Businesses increasingly look to AI tools to improve efficiency, increase productivity, and find new revenue streams. However, care must also be taken as AI adoption comes with a liability risk, should anyone come to harm as a result of the technology, with tech leaders expressing concerns over the rapid development of AI. Adopting AI technologies without appropriate due diligence could lead to an onslaught of liability claims, especially if proposed legislation comes into effect in the EU.

Who is responsible for AI mistakes?

The EU's AI Liability Directive (if enacted) aims to modernise the current EU liability framework to make it easier for individuals to bring claims for harms caused by AI. This aligns with the European Commission's pledge to adopt a 'human-centric' approach to AI. The AI Liability Directive will apply to all providers and / or users of AI technologies that are either available or operating within the EU.

Can artificial intelligence be held liable?

The AI Liability Directive (if enacted) would make it easier for anyone injured by AI-related products or services to bring civil liability claims against AI developers and the organisation utilising the AI. Consequently, developers and organisations designing and utilising AI in EU Member States will be at greater risk of being found to be liable under the new AI Liability Directive.

For example, in certain circumstances under the AI Liability Directive, the courts will apply a presumption of causality. This means that the starting point for the judgment is an assumption that the action or output of the AI was caused by the AI developer or user against whom the claim is filed. This presumption will be rebuttable, and defendants can submit evidence to the contrary, but this will require organisations document how they are using AI technologies, including steps that have been taken to protect individuals from harm.

The EU has taken this step because national liability rules are deemed to be ill-equipped. It is the EU's hope this will boost consumer confidence in AI enabled products, enhanced by the significant change to current legislation whereby the directive places the burden of evidence on the manufacturer, rather than the consumer as is currently the case in many states.

AI liability in the UK

The UK government has published the White Paper on AI regulation, calling it a 'pro innovation approach'. The paper recognises 'the need to consider which actors should be responsible and liable for complying with the principles' set out in the paper. However, the paper goes on to say that it is 'too soon to make decisions about liability as it is a complex, rapidly evolving issue'. Therefore, no guidance is provided on the position the UK will take on determining liability for harms caused by AI at this stage.

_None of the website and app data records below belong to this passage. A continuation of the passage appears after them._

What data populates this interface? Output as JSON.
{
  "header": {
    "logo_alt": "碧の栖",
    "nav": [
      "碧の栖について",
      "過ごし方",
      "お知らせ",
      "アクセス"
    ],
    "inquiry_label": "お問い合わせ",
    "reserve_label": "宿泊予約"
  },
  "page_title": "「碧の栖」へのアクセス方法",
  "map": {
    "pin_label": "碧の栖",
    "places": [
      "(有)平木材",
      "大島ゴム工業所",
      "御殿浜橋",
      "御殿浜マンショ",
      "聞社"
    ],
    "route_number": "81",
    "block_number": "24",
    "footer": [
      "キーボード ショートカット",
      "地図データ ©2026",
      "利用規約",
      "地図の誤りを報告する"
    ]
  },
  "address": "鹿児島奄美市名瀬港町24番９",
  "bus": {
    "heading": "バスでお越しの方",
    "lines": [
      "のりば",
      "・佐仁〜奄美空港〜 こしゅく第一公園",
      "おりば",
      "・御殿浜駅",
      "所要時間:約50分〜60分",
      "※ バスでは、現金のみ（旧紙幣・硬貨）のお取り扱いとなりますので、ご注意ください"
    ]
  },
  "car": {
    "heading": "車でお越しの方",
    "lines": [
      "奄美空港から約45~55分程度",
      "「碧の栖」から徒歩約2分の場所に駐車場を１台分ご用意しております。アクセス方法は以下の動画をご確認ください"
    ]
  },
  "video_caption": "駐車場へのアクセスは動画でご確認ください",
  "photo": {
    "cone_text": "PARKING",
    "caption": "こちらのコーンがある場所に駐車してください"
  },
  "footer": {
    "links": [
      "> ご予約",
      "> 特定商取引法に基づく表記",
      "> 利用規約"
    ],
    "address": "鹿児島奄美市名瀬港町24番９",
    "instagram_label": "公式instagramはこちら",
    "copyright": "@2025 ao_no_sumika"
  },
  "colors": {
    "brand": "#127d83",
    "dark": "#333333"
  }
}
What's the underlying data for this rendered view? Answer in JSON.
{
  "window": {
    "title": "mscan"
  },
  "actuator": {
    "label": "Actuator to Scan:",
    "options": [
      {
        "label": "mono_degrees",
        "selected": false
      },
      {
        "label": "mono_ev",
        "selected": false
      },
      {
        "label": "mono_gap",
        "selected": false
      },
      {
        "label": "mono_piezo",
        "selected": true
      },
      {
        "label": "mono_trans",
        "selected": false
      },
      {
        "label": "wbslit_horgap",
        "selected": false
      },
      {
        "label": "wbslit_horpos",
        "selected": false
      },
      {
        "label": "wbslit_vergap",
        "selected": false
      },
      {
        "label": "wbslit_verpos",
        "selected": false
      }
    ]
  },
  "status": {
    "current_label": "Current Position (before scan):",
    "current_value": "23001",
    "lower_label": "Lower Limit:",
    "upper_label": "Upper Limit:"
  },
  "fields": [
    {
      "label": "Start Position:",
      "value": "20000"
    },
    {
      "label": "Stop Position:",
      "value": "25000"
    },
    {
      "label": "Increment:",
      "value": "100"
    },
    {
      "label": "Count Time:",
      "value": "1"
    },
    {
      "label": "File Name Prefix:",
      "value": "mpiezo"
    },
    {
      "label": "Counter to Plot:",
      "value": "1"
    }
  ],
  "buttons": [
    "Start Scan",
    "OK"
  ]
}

The ICO has responded to this White Paper, confirming it supports the government's innovation-friendly approach. The ICO notes that it has been left for regulators to produce guidance and advice on where responsibility and liability will fall. The ICO therefore encourages the government to work through regulators to deliver its ambitions where possible. The ICO goes on to state that clarification on the respective roles of government and regulators on issuing guidance would be welcome.

WBD maintains an AI Roadmap which you can use to help navigate the regulation of AI and the legal position.

Guidance for businesses on AI liability

  • Conduct a review to document the likelihood and nature of potential harm related to the AI which will make the following protective steps easier to undertake.
  • Provide disclaimers and warnings about the limitations and consequences of improper use of AI to contractual parties and third parties.
  • Budget for and obtain insurance for AI-related claims in tort as well as in contract law.
  • Review and redraft standard contracts and client/third party notices to exclude claims for losses flowing from negligence (except for injury or death which is not generally permitted in the UK).
  • Exclude or cap all forms of liability wherever legally possible. WBD's commercial team can advise how to draft contracts that are more likely to withstand court scrutiny.
  • Expressly exclude a duty of care from contracts and terms of use wherever possible.
  • Document how you are using AI technologies within your organisation, including how decisions are made and what implications there may be on individuals.
  • Assess the range of potential misuse of the AI by clients, end users and third parties. Consider whether there are any practical steps that can be taken to guard against any such misuse – i.e., provide user manuals highlighting a narrow 'correct' use and the dangers of misuse and reliance on poor data.
  • Obtain updated legal advice relating to discrimination law and data protection law as these are areas from which harm and loss are likely to flow.
  • Train staff and contractors to use the AI and its output in line with strict policy. Only allow competent personnel to operate AI.

Find out more about AI on Womble Bond Dickinson’s dedicated re:connect hub.

This article is for general information only and reflects the position at the date of publication. It does not constitute legal advice.